EARNINGS ADJUSTMENTS • COMPETITVE ADJUSTMENT • Adjust the figure downward further to reflect the fact that competition slowly erodes profits to reasonable levels. This adjustment is particularly warranted when the company has been enjoying overly prosperous times. Discretion is used here.
STEP 5: Add company cash to adjusted earnings
STEP 6: Determine a suitable discount rate to apply to adjusted earnings
Our method for calculating Earnings Power Value will deduct all debts, therefore we are interested solely in the cost of equity. But… which method to use? CAPM? Bond Yield + Risk Premium Approach? Fama French Three Factor Model? Pastor-Stambaugh model?

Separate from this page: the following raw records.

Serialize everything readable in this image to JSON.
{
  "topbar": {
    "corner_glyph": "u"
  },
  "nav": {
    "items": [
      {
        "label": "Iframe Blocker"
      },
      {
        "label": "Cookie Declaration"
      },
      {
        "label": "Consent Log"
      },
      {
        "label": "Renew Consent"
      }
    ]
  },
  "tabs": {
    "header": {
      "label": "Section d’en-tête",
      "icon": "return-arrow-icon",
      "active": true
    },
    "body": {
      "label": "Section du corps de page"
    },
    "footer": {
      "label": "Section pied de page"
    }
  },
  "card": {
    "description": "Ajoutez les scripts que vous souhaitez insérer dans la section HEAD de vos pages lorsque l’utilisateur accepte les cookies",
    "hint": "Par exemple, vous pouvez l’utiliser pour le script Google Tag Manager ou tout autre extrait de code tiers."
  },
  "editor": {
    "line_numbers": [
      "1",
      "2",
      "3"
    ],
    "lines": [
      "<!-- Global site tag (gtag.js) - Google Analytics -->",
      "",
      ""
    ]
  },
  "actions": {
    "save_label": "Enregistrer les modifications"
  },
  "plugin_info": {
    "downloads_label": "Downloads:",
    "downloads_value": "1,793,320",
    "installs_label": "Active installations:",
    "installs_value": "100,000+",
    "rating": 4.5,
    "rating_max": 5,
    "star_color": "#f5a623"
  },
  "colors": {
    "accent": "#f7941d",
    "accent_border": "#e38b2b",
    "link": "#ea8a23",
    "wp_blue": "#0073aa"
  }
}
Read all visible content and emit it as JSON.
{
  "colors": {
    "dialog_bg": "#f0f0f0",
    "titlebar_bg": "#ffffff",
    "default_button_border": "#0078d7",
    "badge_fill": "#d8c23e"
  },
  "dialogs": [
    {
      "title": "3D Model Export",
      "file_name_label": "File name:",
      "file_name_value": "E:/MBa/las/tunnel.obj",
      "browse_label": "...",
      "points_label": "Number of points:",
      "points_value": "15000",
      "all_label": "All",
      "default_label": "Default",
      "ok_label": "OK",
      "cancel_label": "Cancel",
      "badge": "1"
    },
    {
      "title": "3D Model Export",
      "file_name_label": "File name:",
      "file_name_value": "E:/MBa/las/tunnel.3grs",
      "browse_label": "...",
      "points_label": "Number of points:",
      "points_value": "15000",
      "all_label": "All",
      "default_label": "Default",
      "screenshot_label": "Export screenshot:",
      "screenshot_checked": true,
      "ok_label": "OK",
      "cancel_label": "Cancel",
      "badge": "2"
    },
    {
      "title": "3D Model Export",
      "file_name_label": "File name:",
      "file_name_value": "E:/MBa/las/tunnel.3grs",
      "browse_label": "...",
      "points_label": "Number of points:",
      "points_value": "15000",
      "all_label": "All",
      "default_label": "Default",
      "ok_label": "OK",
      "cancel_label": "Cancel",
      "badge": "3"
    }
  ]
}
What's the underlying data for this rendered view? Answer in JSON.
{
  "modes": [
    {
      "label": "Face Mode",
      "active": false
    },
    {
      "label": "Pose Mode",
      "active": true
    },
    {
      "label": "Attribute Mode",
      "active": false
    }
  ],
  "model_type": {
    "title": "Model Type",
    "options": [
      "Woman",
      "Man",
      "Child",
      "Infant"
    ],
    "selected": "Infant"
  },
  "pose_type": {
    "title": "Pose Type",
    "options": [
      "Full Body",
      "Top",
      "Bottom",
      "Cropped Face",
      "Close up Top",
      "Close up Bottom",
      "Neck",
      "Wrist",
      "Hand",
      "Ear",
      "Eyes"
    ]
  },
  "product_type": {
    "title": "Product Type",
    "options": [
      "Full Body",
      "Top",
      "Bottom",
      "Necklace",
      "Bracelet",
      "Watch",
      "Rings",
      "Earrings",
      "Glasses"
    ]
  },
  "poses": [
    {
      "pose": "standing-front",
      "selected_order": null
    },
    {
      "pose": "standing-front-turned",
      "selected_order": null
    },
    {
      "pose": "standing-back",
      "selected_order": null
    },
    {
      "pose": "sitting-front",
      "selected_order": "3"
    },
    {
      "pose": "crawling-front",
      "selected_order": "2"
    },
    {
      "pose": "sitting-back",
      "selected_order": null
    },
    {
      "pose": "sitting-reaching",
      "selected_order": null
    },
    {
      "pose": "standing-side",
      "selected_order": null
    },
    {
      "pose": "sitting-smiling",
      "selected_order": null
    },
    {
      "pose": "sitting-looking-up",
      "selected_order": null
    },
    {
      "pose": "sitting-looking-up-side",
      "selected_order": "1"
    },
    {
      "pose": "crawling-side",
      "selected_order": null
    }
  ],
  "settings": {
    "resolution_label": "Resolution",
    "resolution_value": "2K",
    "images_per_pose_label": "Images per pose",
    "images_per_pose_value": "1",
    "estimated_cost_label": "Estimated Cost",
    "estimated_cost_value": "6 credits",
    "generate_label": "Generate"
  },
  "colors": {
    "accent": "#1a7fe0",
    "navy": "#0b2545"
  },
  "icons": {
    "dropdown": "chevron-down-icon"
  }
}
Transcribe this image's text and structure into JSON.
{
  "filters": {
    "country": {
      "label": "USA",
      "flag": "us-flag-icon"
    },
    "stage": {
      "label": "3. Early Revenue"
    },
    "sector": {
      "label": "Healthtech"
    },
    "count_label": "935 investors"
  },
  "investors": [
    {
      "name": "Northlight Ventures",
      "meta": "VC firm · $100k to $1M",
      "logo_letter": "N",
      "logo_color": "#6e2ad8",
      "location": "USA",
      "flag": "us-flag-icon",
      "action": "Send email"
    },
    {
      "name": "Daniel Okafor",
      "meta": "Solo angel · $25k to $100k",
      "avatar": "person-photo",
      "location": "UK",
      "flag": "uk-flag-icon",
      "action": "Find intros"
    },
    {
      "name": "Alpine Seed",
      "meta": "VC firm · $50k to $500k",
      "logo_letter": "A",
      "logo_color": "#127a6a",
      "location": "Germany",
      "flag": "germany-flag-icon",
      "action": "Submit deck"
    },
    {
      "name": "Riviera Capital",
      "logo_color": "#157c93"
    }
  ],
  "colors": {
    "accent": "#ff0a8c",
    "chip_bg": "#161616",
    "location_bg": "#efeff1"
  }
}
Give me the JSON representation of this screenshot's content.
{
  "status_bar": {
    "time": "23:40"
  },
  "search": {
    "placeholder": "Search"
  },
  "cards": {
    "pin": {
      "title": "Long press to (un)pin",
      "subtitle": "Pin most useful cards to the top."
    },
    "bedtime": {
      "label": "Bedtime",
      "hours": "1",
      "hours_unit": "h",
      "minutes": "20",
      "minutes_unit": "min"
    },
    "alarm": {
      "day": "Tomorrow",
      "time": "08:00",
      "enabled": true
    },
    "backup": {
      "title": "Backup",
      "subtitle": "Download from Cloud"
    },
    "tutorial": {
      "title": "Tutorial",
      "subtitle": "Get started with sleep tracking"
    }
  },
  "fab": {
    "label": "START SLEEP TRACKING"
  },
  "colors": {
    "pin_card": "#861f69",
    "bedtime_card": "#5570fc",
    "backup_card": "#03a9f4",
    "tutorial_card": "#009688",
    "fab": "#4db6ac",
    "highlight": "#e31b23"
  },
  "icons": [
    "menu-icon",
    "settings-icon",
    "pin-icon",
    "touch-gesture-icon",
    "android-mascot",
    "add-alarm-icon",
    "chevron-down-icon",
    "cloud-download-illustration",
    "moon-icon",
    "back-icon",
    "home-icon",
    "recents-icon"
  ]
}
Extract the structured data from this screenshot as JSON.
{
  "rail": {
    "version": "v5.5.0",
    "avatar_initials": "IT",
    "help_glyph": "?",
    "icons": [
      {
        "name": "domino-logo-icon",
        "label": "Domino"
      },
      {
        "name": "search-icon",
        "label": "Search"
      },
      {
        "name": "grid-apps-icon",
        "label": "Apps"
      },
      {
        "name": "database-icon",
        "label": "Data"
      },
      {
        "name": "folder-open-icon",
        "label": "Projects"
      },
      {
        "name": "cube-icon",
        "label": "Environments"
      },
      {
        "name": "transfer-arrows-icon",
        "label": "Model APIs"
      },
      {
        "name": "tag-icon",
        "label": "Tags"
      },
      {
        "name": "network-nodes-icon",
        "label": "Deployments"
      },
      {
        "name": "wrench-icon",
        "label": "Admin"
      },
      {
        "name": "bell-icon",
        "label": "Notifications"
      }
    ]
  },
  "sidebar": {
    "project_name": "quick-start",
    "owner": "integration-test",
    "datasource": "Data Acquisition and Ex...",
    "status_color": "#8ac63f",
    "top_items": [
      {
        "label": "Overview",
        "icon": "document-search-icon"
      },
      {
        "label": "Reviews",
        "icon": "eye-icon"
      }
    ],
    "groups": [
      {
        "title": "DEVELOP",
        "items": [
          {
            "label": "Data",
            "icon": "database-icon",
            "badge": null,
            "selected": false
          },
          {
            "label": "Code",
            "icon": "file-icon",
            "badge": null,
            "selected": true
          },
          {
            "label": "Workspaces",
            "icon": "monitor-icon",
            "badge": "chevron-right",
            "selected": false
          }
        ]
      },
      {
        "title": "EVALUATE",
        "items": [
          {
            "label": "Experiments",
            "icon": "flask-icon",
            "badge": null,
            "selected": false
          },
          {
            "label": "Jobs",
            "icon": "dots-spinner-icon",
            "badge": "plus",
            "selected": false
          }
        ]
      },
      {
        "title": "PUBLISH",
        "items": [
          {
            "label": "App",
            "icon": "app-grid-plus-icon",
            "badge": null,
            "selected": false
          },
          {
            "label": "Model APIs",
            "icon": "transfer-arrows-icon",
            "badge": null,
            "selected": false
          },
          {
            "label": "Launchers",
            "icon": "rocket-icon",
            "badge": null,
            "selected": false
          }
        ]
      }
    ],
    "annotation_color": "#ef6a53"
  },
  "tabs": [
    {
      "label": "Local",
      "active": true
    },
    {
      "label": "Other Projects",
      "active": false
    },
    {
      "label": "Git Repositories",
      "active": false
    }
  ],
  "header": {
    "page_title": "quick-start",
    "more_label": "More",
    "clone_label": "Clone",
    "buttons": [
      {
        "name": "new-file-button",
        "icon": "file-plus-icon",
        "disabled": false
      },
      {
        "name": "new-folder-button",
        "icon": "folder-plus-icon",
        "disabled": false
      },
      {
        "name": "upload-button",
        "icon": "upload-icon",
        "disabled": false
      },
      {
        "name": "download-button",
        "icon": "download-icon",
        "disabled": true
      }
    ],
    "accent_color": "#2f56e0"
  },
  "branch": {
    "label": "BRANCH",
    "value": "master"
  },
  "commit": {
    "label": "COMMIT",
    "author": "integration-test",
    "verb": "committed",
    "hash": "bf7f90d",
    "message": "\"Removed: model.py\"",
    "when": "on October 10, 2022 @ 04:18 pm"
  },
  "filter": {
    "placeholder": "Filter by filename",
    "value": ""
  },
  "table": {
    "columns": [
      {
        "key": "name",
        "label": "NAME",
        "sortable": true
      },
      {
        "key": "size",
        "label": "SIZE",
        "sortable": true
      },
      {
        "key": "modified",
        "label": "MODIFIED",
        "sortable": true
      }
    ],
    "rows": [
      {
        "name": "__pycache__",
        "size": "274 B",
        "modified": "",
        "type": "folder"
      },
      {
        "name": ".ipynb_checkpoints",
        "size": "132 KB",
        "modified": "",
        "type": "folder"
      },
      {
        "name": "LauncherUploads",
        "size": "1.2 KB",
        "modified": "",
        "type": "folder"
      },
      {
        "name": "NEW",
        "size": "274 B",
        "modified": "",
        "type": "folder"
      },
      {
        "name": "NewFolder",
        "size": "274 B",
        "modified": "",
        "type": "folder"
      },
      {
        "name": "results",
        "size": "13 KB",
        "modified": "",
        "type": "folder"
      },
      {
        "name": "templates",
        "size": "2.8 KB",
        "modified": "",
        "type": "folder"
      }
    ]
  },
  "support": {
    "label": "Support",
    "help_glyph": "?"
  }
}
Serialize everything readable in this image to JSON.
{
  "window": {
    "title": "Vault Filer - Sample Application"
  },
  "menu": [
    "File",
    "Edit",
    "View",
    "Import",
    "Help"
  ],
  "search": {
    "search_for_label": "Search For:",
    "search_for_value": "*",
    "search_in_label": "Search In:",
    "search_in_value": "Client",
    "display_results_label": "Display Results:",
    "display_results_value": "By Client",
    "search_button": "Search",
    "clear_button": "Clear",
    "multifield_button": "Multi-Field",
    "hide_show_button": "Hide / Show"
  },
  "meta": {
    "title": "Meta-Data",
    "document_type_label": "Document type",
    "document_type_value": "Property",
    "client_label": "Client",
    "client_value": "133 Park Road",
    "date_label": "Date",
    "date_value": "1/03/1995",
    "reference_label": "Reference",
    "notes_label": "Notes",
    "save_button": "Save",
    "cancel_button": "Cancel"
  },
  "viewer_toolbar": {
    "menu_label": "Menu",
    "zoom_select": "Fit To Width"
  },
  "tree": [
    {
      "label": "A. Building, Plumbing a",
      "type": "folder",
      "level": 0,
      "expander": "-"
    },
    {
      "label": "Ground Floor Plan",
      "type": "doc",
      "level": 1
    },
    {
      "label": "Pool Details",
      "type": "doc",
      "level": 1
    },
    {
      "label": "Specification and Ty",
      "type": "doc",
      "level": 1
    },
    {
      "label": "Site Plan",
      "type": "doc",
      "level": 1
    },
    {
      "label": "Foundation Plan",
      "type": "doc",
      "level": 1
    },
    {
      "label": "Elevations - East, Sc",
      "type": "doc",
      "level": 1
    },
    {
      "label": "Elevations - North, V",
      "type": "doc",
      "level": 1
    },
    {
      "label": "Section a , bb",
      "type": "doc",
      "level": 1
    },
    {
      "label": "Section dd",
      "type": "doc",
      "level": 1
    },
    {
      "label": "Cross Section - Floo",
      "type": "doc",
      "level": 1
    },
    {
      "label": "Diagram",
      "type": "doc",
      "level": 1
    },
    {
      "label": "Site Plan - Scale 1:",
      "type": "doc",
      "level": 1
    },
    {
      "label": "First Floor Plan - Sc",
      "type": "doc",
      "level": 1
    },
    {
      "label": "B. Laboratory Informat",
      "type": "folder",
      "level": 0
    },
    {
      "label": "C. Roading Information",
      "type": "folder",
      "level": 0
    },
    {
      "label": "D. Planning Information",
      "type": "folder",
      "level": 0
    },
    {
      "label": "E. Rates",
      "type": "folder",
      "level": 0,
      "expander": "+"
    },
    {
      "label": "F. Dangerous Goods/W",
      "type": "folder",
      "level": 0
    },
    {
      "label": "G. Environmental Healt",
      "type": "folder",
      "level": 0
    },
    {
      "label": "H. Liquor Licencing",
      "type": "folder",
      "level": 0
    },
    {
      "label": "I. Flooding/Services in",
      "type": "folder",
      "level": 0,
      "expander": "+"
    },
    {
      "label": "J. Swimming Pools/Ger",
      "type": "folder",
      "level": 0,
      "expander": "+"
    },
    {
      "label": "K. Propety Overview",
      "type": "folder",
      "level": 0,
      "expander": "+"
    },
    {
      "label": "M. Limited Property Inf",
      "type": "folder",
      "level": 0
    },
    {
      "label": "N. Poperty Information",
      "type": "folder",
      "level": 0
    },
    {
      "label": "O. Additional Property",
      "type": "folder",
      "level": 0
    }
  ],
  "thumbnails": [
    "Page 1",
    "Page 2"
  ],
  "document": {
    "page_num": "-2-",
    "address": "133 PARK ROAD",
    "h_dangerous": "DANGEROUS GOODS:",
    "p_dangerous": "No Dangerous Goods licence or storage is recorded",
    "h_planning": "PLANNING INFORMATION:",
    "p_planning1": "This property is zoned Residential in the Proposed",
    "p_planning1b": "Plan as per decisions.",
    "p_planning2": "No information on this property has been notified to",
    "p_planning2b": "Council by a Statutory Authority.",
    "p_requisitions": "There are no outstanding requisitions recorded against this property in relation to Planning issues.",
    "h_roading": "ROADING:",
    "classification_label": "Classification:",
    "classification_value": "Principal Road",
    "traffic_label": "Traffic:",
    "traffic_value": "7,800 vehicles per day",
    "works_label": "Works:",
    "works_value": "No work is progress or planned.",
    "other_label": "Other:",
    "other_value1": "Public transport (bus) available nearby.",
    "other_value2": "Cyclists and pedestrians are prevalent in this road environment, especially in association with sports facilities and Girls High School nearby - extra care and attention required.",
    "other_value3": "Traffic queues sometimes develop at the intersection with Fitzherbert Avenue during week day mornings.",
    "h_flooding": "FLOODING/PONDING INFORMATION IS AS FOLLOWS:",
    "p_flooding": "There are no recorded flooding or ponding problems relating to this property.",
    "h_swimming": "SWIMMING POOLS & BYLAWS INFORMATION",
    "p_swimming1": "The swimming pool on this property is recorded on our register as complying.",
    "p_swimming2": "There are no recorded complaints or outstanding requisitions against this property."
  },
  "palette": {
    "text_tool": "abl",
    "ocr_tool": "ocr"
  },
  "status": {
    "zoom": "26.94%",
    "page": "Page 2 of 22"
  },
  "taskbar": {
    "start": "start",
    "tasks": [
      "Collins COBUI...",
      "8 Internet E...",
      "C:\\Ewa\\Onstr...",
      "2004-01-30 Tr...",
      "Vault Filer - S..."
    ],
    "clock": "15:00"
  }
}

Cold hard Truth…. There is no sure-fire method for calculating an appropriate cost of equity. The investor can start The Credit Suisse Handbook estimates and use a variety of methods, adjusting for company- specific risk
Credit Suisse Handbook Equity PremiaRelative to Long-Term Government Bonds
STEP 7: Find the PV of Earnings as: [Adjusted Earnings + Cash] / Discount Rate
STEP 8: Deduct debt from PV of Earnings The investor should deduct MV of all debt from the PV of earnings in order to arrive at Earnings Power Value.
STEP 9: Contrast NAV and EPV Two general rules apply: • If NAV > EPV, company industry is overly competitive. Value being destroyed. Company cannot generate required return. Company value closer to NAV. 2. If NAV < EPV, company has understated its assets or firm has a competitive advantage. Value is created. Company value closer to EPV.